It's spending. Republicans want a lot less of it. But Democrats are resisting further budget cuts, saying they've already agreed to about $1.6 trillion in spending cuts over the past two years. They continue to press Republicans to raise taxes instead.

"We have already cut," Sen. Barbara Mikulski, D-Md., told The Washington Examiner. "We've consistently cut spending, but Republicans haven't done anything on revenue."

Republicans say the cuts are not as significant as Democrats claim, and some budget analysts agree, pointing out that they are made up of cuts dating back two years and include savings estimated from ending the wars in Iraq and Afghanistan.

The $1.6 trillion often cited by Democrats "is not true in the real world," said Michael Tanner, a policy scholar at the libertarian Cato Institute.

The Center on Budget and Policy Priorities, a liberal think tank, determined that Congress slashed nonentitlement spending by $1.5 trillion over 10 years, mainly because the Budget Control Act of 2011 capped last year's spending to below 2010 levels. The cap will continue to hold down spending in future years.

Congress is racing to complete a deficit reduction deal by year's end that would avert the fiscal cliff, a combination of massive tax increases and spending cuts set to take effect in January. Talks between congressional Republicans and the Democratic White House have stalled, however, because of disputes over tax increases and spending cuts.

Democrats say it's time for Republicans to agree to tax increases.

"You cannot cut your way to deficit reduction," said House Minority Leader Nancy Pelosi, D-Calif. "What we need are the revenues."

Republicans say they have already agreed to raise new revenue, though they want to do it by eliminating existing tax deductions and credits rather than through a rate increase for the highest income earners, as the White House wants.

House Speaker John Boehner, R-Ohio, said it's now up to Democrats to move to the middle by agreeing to deeper spending cuts. Boehner said "there's no progress to report" on the negotiations because Democrats refuse to budge.

President Obama has worked to keep the public focused on taxes, conducting campaign-style events intended to pressure Congress, including a visit to the Northern Virginia home of a middle-class family that would get a tax cut under Obama's plan. Raising the taxes of the rich, Obama said, would generate $829 billion over the next 10 years while allowing tax cuts to continue for the middle class.

Republicans said Obama's plan to raise tax rates would hurt small businesses and kill jobs while doing little to reduce the nation's $16 trillion debt. Congress can raise nearly $1 trillion in new revenue through tax reform rather than tax increases, they said.

"Washington's got a spending problem, not a revenue problem," Boehner said.

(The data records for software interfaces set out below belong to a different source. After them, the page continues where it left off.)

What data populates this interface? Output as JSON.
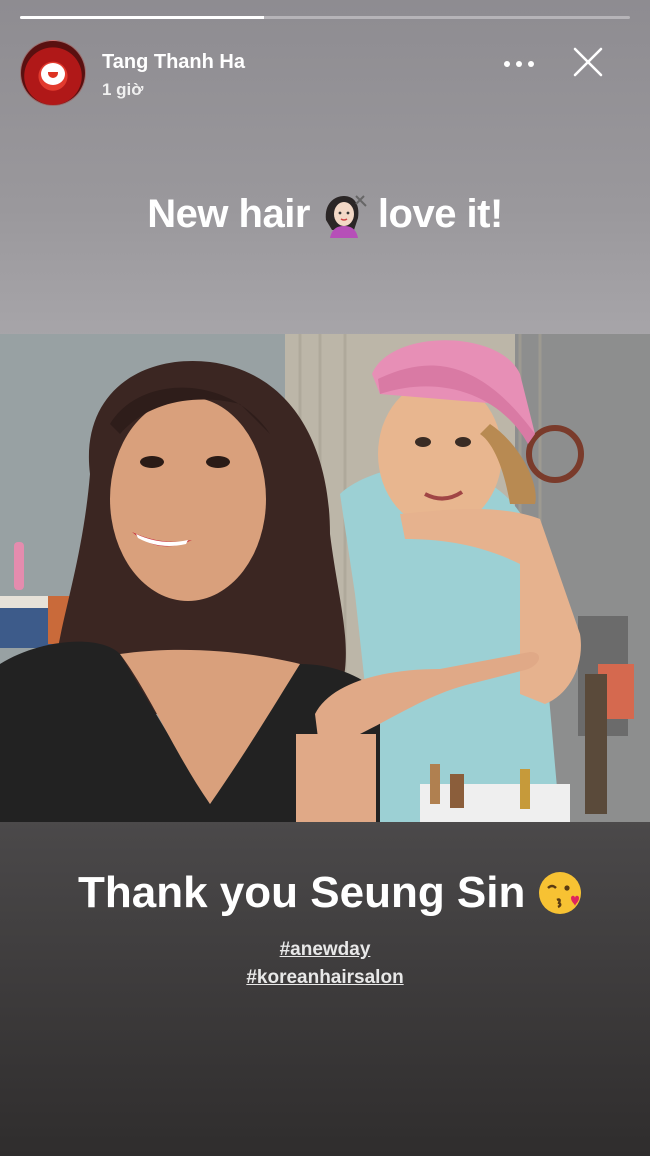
{
  "story": {
    "progress_fraction": 0.4,
    "user": {
      "name": "Tang Thanh Ha",
      "time": "1 giờ"
    },
    "caption_top": {
      "before": "New hair",
      "emoji": "woman-getting-haircut-emoji",
      "after": "love it!"
    },
    "photo": {
      "description_icon": "selfie-photo"
    },
    "caption_bottom": {
      "text": "Thank you Seung Sin",
      "emoji": "face-blowing-kiss-emoji"
    },
    "hashtags": [
      "#anewday",
      "#koreanhairsalon"
    ],
    "icons": {
      "more": "more-dots-icon",
      "close": "close-icon"
    }
  },
  "colors": {
    "accent": "#ffffff",
    "lip_red": "#c8283a",
    "cap_pink": "#e89bbc"
  }
}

Sen. Debbie Stabenow, D-Mich., said Democrats "absolutely know there have to be more cuts on the spending side," but that Republicans have to first agree to raise taxes.

"We are ready to do it," Stabenow insisted. "We are ready."